The Great Indian Council-1833[edit]

The Great Indian Council - 1833, was a painting originally commissioned for the Chestnut Street Post Office at 840 North Clark Street.[2] It was commissioned in 1934, through the Treasury Department Section of Painting and Sculpture and is a five-foot-by-fifteen-foot oil painting, on canvas.[3] It was originally paired with Dalstrom’s wife, Frances Foy’s mural painting titled Advent of the Pioneers. The scene shows a group of Native Americans sitting and some standing, listening to their leader. Both murals were removed from the Chestnut Street Post Office in the 1980s when it was converted into a movie theater.[2] Frances Foy’s mural was put into storage in 2001 and in 2002, The Great Indian Council - 1833 was treated beginning in 1999 to 2002, at The Chicago Conservation Center. It was restored in the Main Post Office sometime before 1995.[7] It was stated that both murals would be hung in the Main Post Office on 433 West Van Buren Street, but the US Postal Service vacated the Van Buren building in 1995.[2][8] The Main Post Office, now known as the Old Chicago Main Post Office, was bought by a man by the name of Bill Davies for seventeen million dollars on October 21, 2009, so The Great Indian Council - 1833 had to be moved yet again because the US Postal Service owns the murals and is required to care for them.[9]

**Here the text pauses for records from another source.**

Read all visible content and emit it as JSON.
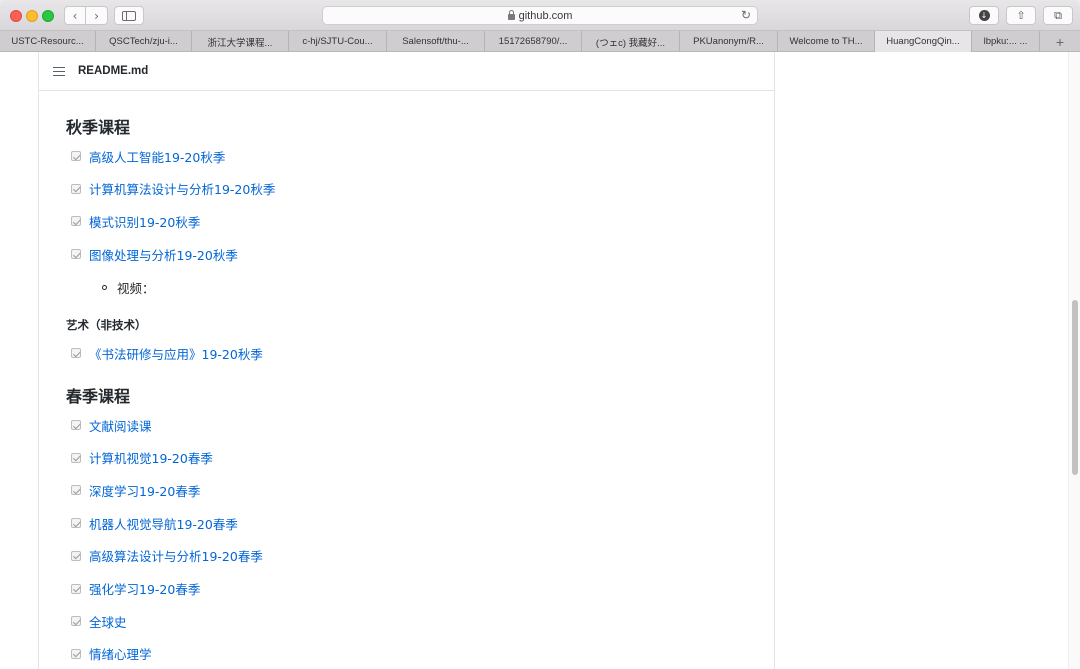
{
  "browser": {
    "url": "github.com",
    "tabs": [
      "USTC-Resourc...",
      "QSCTech/zju-i...",
      "浙江大学课程...",
      "c-hj/SJTU-Cou...",
      "Salensoft/thu-...",
      "15172658790/...",
      "(つェc) 我藏好...",
      "PKUanonym/R...",
      "Welcome to TH...",
      "HuangCongQin...",
      "lbpku:... ...",
      "+"
    ],
    "active_tab_index": 9
  },
  "readme": {
    "title": "README.md",
    "autumn_heading": "秋季课程",
    "autumn_items": [
      "高级人工智能19-20秋季",
      "计算机算法设计与分析19-20秋季",
      "模式识别19-20秋季",
      "图像处理与分析19-20秋季"
    ],
    "sub_item": "视频：",
    "art_heading": "艺术（非技术）",
    "art_items": [
      "《书法研修与应用》19-20秋季"
    ],
    "spring_heading": "春季课程",
    "spring_items": [
      "文献阅读课",
      "计算机视觉19-20春季",
      "深度学习19-20春季",
      "机器人视觉导航19-20春季",
      "高级算法设计与分析19-20春季",
      "强化学习19-20春季",
      "全球史",
      "情绪心理学"
    ]
  }
}
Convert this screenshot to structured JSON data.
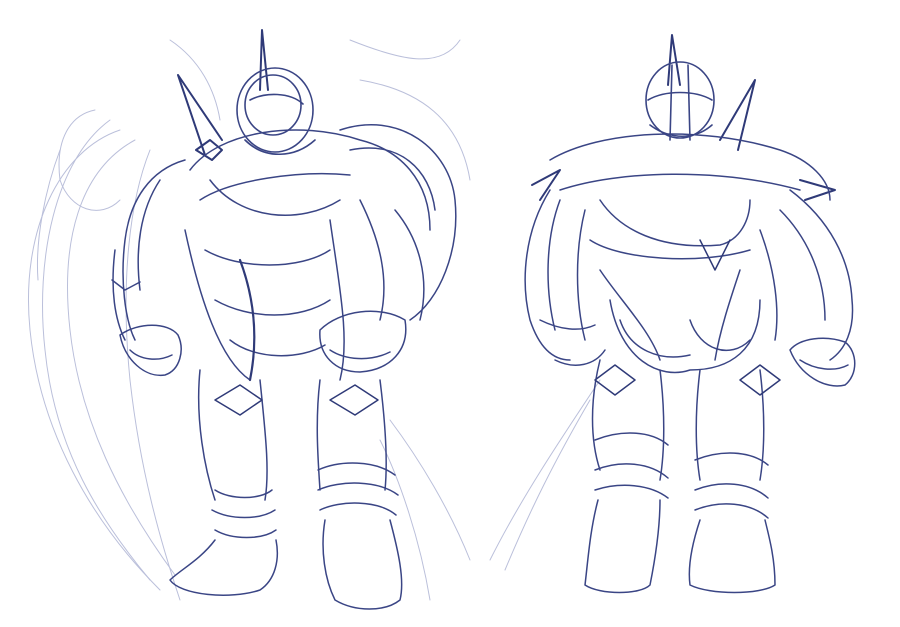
{
  "artwork": {
    "subject": "",
    "colors": {
      "background": "#ffffff",
      "stroke_dark": "#2f3a78",
      "stroke_mid": "#5a64a0",
      "stroke_light": "#aab0d2"
    }
  }
}
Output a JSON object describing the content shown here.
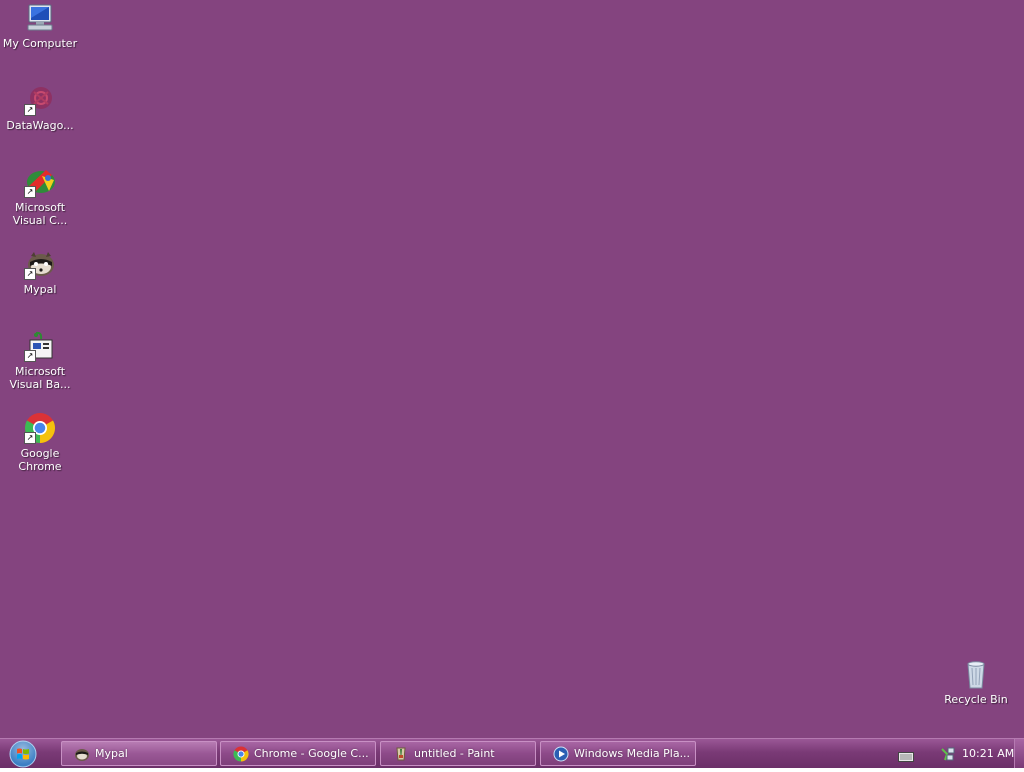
{
  "desktop": {
    "background_color": "#84447f",
    "icons": [
      {
        "label": "My Computer",
        "icon": "computer-icon"
      },
      {
        "label": "DataWago...",
        "icon": "datawagon-icon",
        "shortcut": true
      },
      {
        "label": "Microsoft\nVisual C...",
        "icon": "visual-c-icon",
        "shortcut": true
      },
      {
        "label": "Mypal",
        "icon": "mypal-icon",
        "shortcut": true
      },
      {
        "label": "Microsoft\nVisual Ba...",
        "icon": "visual-basic-icon",
        "shortcut": true
      },
      {
        "label": "Google\nChrome",
        "icon": "chrome-icon",
        "shortcut": true
      },
      {
        "label": "Recycle Bin",
        "icon": "recycle-bin-icon"
      }
    ]
  },
  "taskbar": {
    "start_icon": "windows-start-icon",
    "buttons": [
      {
        "label": "Mypal",
        "icon": "mypal-icon"
      },
      {
        "label": "Chrome - Google C...",
        "icon": "chrome-icon"
      },
      {
        "label": "untitled - Paint",
        "icon": "paint-icon"
      },
      {
        "label": "Windows Media Pla...",
        "icon": "media-player-icon"
      }
    ],
    "tray": {
      "keyboard_icon": "keyboard-icon",
      "network_icon": "network-icon",
      "clock": "10:21 AM"
    }
  }
}
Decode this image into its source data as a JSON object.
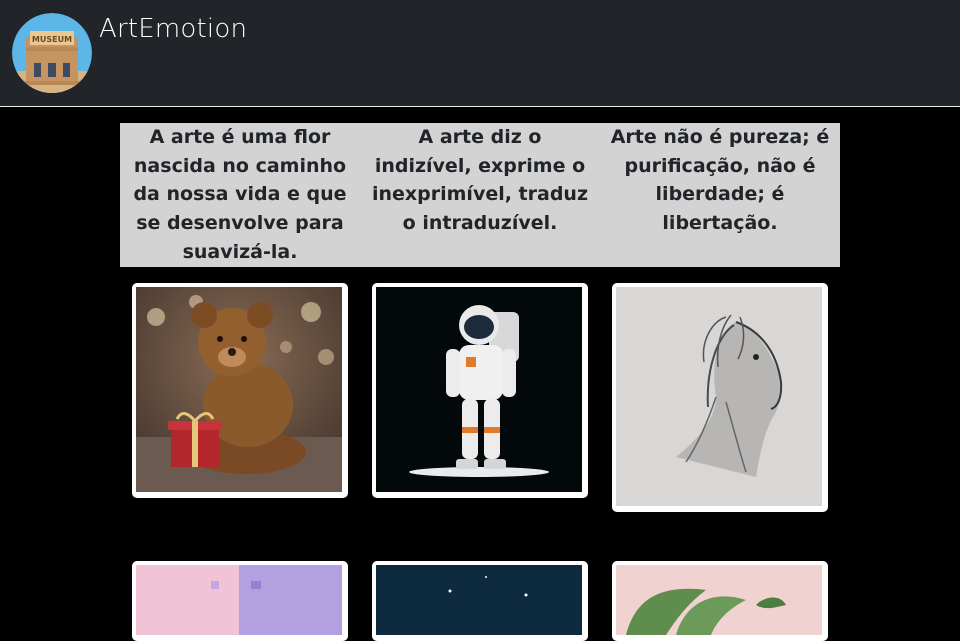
{
  "header": {
    "brand": "ArtEmotion",
    "logo_icon": "museum-building-icon",
    "logo_text": "MUSEUM"
  },
  "quotes": [
    "A arte é uma flor nascida no caminho da nossa vida e que se desenvolve para suavizá-la.",
    "A arte diz o indizível, exprime o inexprimível, traduz o intraduzível.",
    "Arte não é pureza; é purificação, não é liberdade; é libertação."
  ],
  "gallery": {
    "row1": [
      {
        "subject": "teddy-bear-with-gift"
      },
      {
        "subject": "astronaut"
      },
      {
        "subject": "horse-sketch"
      }
    ],
    "row2": [
      {
        "subject": "pastel-abstract"
      },
      {
        "subject": "night-sky"
      },
      {
        "subject": "green-leaves"
      }
    ]
  },
  "colors": {
    "header_bg": "#212529",
    "page_bg": "#000000",
    "quote_bg": "#d3d3d3",
    "card_bg": "#ffffff"
  }
}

Subject[edit]

The subject of The Great Indian Council - 1833 was the Treaty of Chicago, which was signed September 26, 1833. Illinois had entered the union as the twenty-first state and southern Illinois had been settled in by the frontier settlers. Northern Illinois was still inhabited by Native American tribes by this time from 1818. The Black Hawk War of 1832 terrified Northern settlers and they wanted to claim northern Illinois as their own. The Chicago Treaty, also known as the Great Indian Council, stated that the Potawatomi, Chippewa, and the Ottawa Native American tribes had three years to leave their territory from the Rock River in Illinois to the Grand River in Michigan and One hundred thousand dollars as well. These three tribes were the last Native Americans to leave Illinois. The Native Americans did not agree to leave until 1833.[10]

Location[edit]

The Great Indian Council - 1833 can be viewed in the lobby of the Loop Station Post Office, located at 211 South Clark Street. Its original pair, Advent of the Pioneers, can be viewed at the post office located at 433 West Harrison Street. It is unknown why the two murals are not paired together today.

References[edit]

  1. ^ a b c d e Yochim, Louise Dunn. “Role and Impact, the Chicago Society of Artists”. Chicago: Chicago Society of Artists, 1979. Print.
  2. ^ a b c d Gray, Mary L. "A Guide to Chicago's Murals". Chicago: University of Chicago, 2001. Print.
  3. ^ a b c d e f g h Becker, Heather. "Art for the People: the Rediscovery and Preservation of Progressive- and WPA-era Murals in the Chicago Public Schools", 1904-1943. San Francisco: Chronicle, 2002. Print.
  4. ^ Eleanor Jewett. "PWA Exhibit Proves Worth of Art Project." Chicago Daily Tribune (1923-1963) 11 May 1934,ProQuest Historical Newspapers Chicago Tribune (1849 - 1987), ProQuest. Web. 5 May. 2011.
  5. ^ Swinford, Bill. "Restored mural returned to public view". dailyrepulicannews.com. The Daily Republican, Marion, IL. Retrieved 31 December 2014. 
  6. ^ Gray, Mary Lackritz (2001). A Guide to Chicago Murals (First ed.). Chicago: University of Chicago Press. p. 51. ISBN 0226305961. 
  7. ^ The Chicago Conservation Center Mural Treatment List: 551 Total. Chicago: "The Chicago Conservation Center". PDF.
  8. ^ <http://www.altergroup.com/blog/index.php/tags/west-van-buren-street/>
  9. ^ Roeder, David. "Brit gets discount on old post office - Blew 2 deadlines, then closes for $17M." Chicago Sun-Times (IL) 22 Oct. 2009, Final, News Business: 6. NewsBank. Web. 5 May. 2011.
  10. ^ <http://www.lib.niu.edu/2000/ihy001209.html>